Task item: State how many lines of the material below contain the word "localhost". Add nothing else.

Exercise data:
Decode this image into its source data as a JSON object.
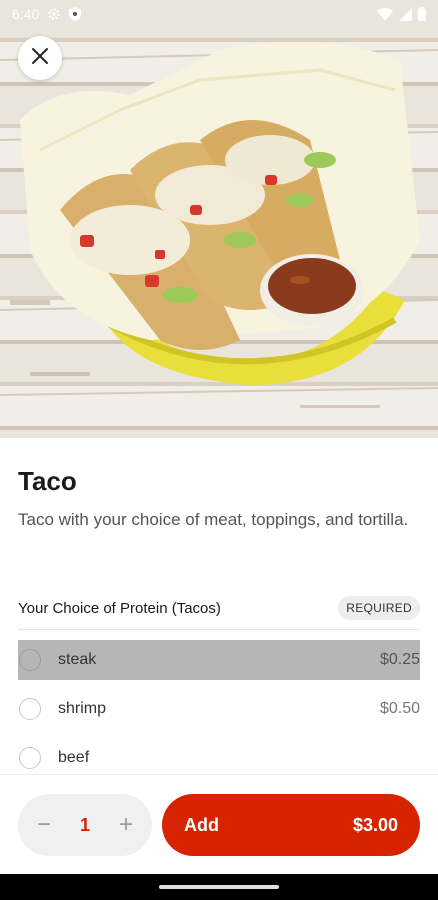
{
  "status_bar": {
    "time": "6:40",
    "left_icons": [
      "gear-icon",
      "shield-icon"
    ],
    "right_icons": [
      "wifi-icon",
      "signal-icon",
      "battery-icon"
    ]
  },
  "close_icon": "close-icon",
  "item": {
    "title": "Taco",
    "description": "Taco with your choice of meat, toppings, and tortilla."
  },
  "section": {
    "title": "Your Choice of Protein (Tacos)",
    "badge": "REQUIRED",
    "options": [
      {
        "label": "steak",
        "price": "$0.25",
        "highlighted": true
      },
      {
        "label": "shrimp",
        "price": "$0.50",
        "highlighted": false
      },
      {
        "label": "beef",
        "price": "",
        "highlighted": false
      }
    ]
  },
  "bottom": {
    "minus": "−",
    "quantity": "1",
    "plus": "+",
    "add_label": "Add",
    "add_price": "$3.00"
  },
  "colors": {
    "accent": "#d62300",
    "highlight_row": "#b6b6b6"
  }
}
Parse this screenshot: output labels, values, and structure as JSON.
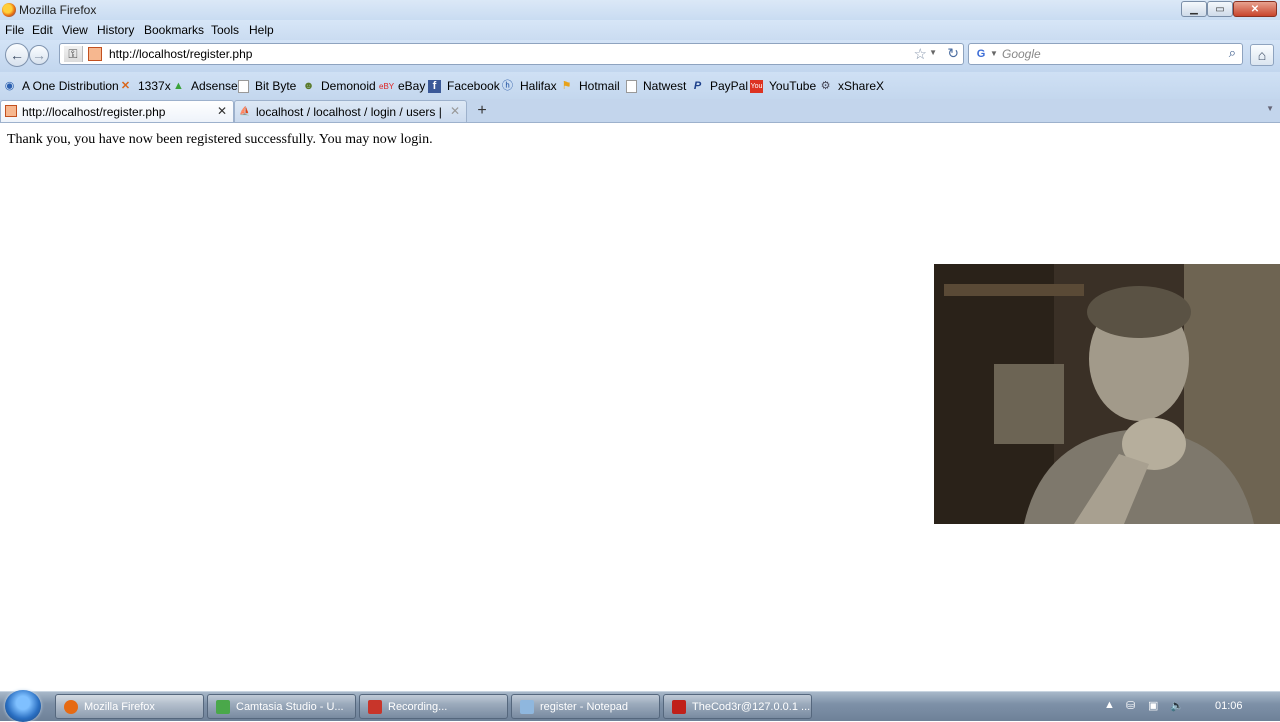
{
  "window": {
    "title": "Mozilla Firefox"
  },
  "menu": [
    "File",
    "Edit",
    "View",
    "History",
    "Bookmarks",
    "Tools",
    "Help"
  ],
  "nav": {
    "url": "http://localhost/register.php",
    "search_placeholder": "Google",
    "search_engine_icon": "google-icon"
  },
  "bookmarks": [
    {
      "label": "A One Distribution",
      "icon": "globe-icon"
    },
    {
      "label": "1337x",
      "icon": "x-icon"
    },
    {
      "label": "Adsense",
      "icon": "adsense-icon"
    },
    {
      "label": "Bit Byte",
      "icon": "page-icon"
    },
    {
      "label": "Demonoid",
      "icon": "demonoid-icon"
    },
    {
      "label": "eBay",
      "icon": "ebay-icon"
    },
    {
      "label": "Facebook",
      "icon": "facebook-icon"
    },
    {
      "label": "Halifax",
      "icon": "halifax-icon"
    },
    {
      "label": "Hotmail",
      "icon": "windows-flag-icon"
    },
    {
      "label": "Natwest",
      "icon": "page-icon"
    },
    {
      "label": "PayPal",
      "icon": "paypal-icon"
    },
    {
      "label": "YouTube",
      "icon": "youtube-icon"
    },
    {
      "label": "xShareX",
      "icon": "xsharex-icon"
    }
  ],
  "tabs": [
    {
      "label": "http://localhost/register.php",
      "active": true
    },
    {
      "label": "localhost / localhost / login / users | ...",
      "active": false
    }
  ],
  "content": {
    "message": "Thank you, you have now been registered successfully. You may now login."
  },
  "taskbar": {
    "tasks": [
      {
        "label": "Mozilla Firefox",
        "icon": "firefox-icon",
        "color": "#e66a12"
      },
      {
        "label": "Camtasia Studio - U...",
        "icon": "camtasia-icon",
        "color": "#4aa84a"
      },
      {
        "label": "Recording...",
        "icon": "recording-icon",
        "color": "#c8352a"
      },
      {
        "label": "register - Notepad",
        "icon": "notepad-icon",
        "color": "#8fb7de"
      },
      {
        "label": "TheCod3r@127.0.0.1 ...",
        "icon": "filezilla-icon",
        "color": "#c0201a"
      }
    ],
    "clock": "01:06"
  },
  "colors": {
    "chrome": "#c9dcf2",
    "taskbar": "#7e91a8"
  }
}
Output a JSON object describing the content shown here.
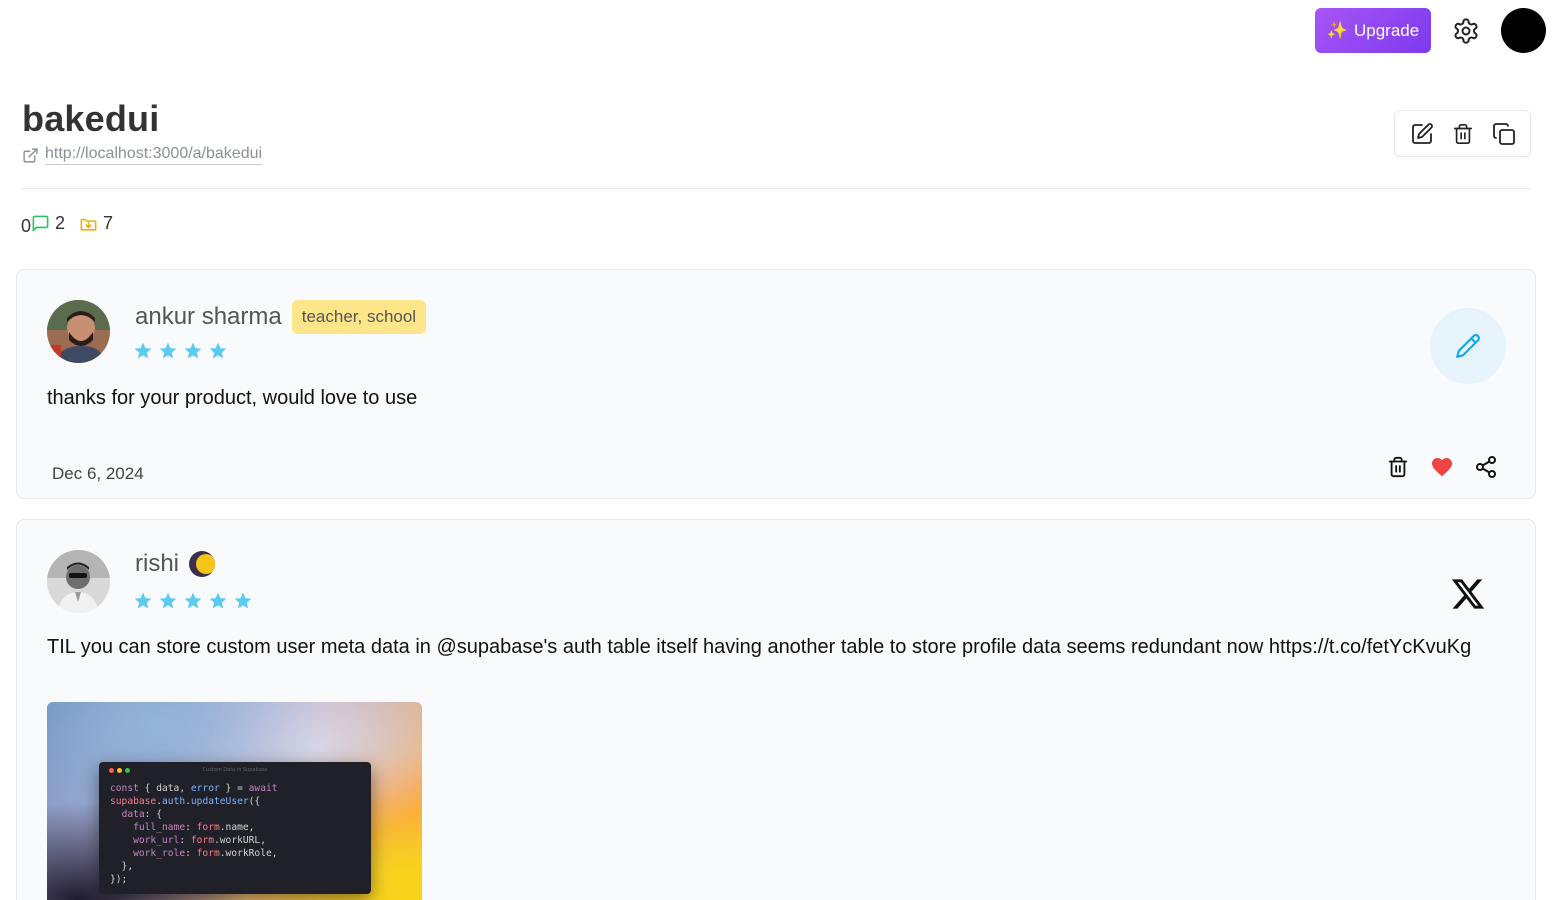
{
  "header": {
    "upgrade_label": "Upgrade",
    "upgrade_icon": "✨",
    "title": "bakedui",
    "link": "http://localhost:3000/a/bakedui"
  },
  "stats": {
    "first_value": "0",
    "comments": "2",
    "imports": "7"
  },
  "reviews": [
    {
      "name": "ankur sharma",
      "tag": "teacher, school",
      "rating": 4,
      "text": "thanks for your product, would love to use",
      "date": "Dec 6, 2024",
      "source": "edit"
    },
    {
      "name": "rishi",
      "rating": 5,
      "text": "TIL you can store custom user meta data in @supabase's auth table itself having another table to store profile data seems redundant now https://t.co/fetYcKvuKg",
      "source": "x",
      "media": {
        "window_title": "Custom Data in Supabase",
        "code_lines": [
          "const { data, error } = await",
          "supabase.auth.updateUser({",
          "  data: {",
          "    full_name: form.name,",
          "    work_url: form.workURL,",
          "    work_role: form.workRole,",
          "  },",
          "});"
        ]
      }
    }
  ],
  "colors": {
    "accent_purple": "#a855f7",
    "star_blue": "#5ccbf2",
    "badge_yellow": "#fde68a",
    "heart_red": "#ef4444",
    "comment_green": "#22c55e",
    "import_yellow": "#eab308"
  }
}
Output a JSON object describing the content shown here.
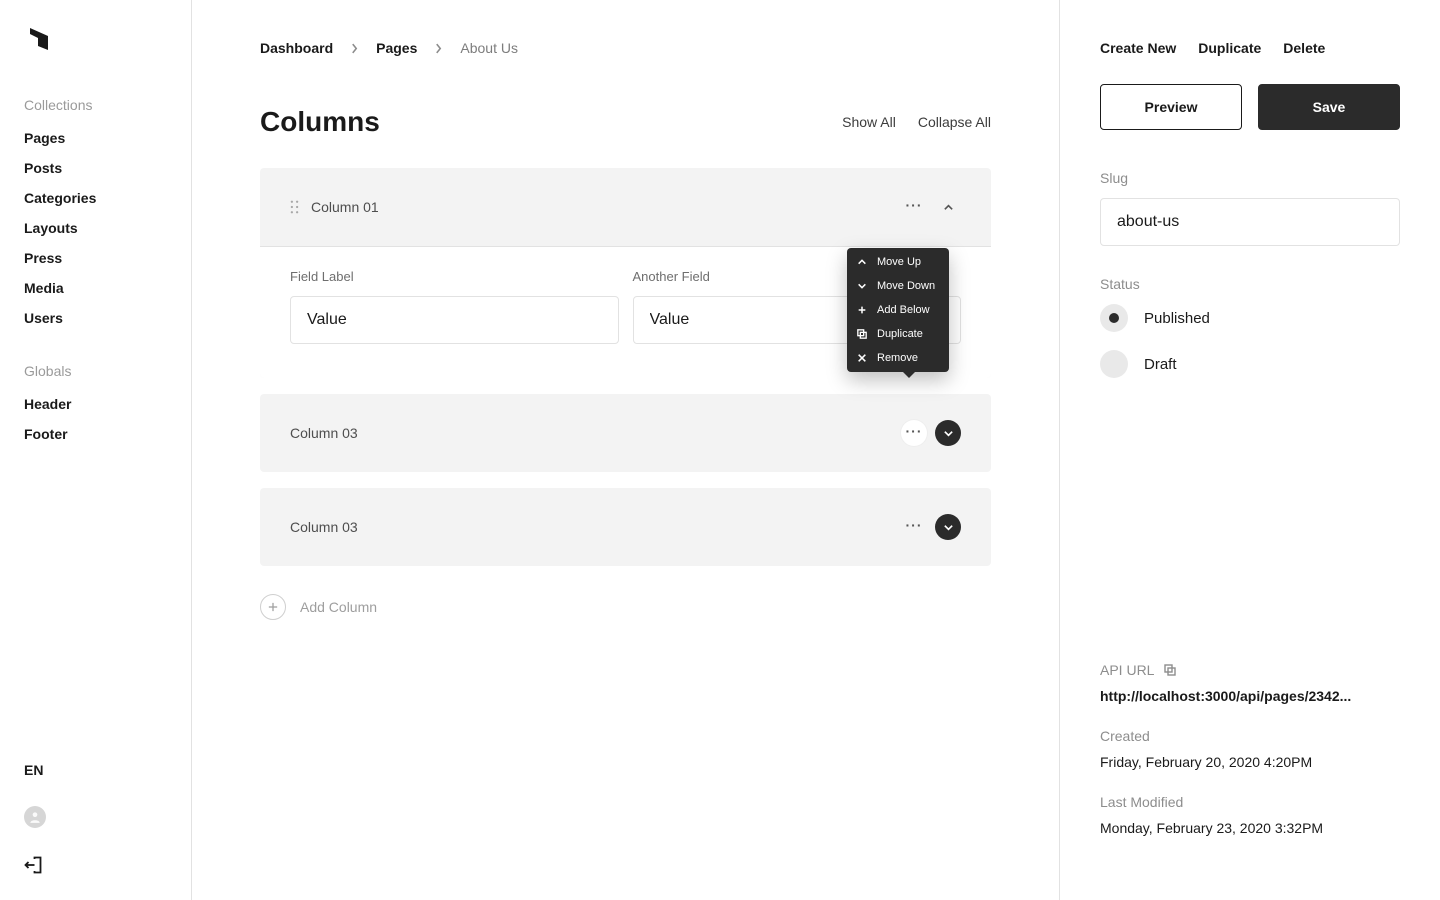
{
  "sidebar": {
    "collections_label": "Collections",
    "collections": [
      "Pages",
      "Posts",
      "Categories",
      "Layouts",
      "Press",
      "Media",
      "Users"
    ],
    "globals_label": "Globals",
    "globals": [
      "Header",
      "Footer"
    ],
    "lang": "EN"
  },
  "breadcrumb": {
    "items": [
      "Dashboard",
      "Pages",
      "About Us"
    ]
  },
  "main": {
    "title": "Columns",
    "show_all": "Show All",
    "collapse_all": "Collapse All",
    "add_label": "Add Column",
    "blocks": {
      "b0": {
        "title": "Column 01",
        "field1_label": "Field Label",
        "field1_value": "Value",
        "field2_label": "Another Field",
        "field2_value": "Value"
      },
      "b1": {
        "title": "Column 03"
      },
      "b2": {
        "title": "Column 03"
      }
    }
  },
  "ctx": {
    "move_up": "Move Up",
    "move_down": "Move Down",
    "add_below": "Add Below",
    "duplicate": "Duplicate",
    "remove": "Remove"
  },
  "right": {
    "create_new": "Create New",
    "duplicate": "Duplicate",
    "delete": "Delete",
    "preview": "Preview",
    "save": "Save",
    "slug_label": "Slug",
    "slug_value": "about-us",
    "status_label": "Status",
    "status_published": "Published",
    "status_draft": "Draft",
    "api_label": "API URL",
    "api_value": "http://localhost:3000/api/pages/2342...",
    "created_label": "Created",
    "created_value": "Friday, February 20, 2020 4:20PM",
    "modified_label": "Last Modified",
    "modified_value": "Monday, February 23, 2020 3:32PM"
  }
}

Answer to this problem: 5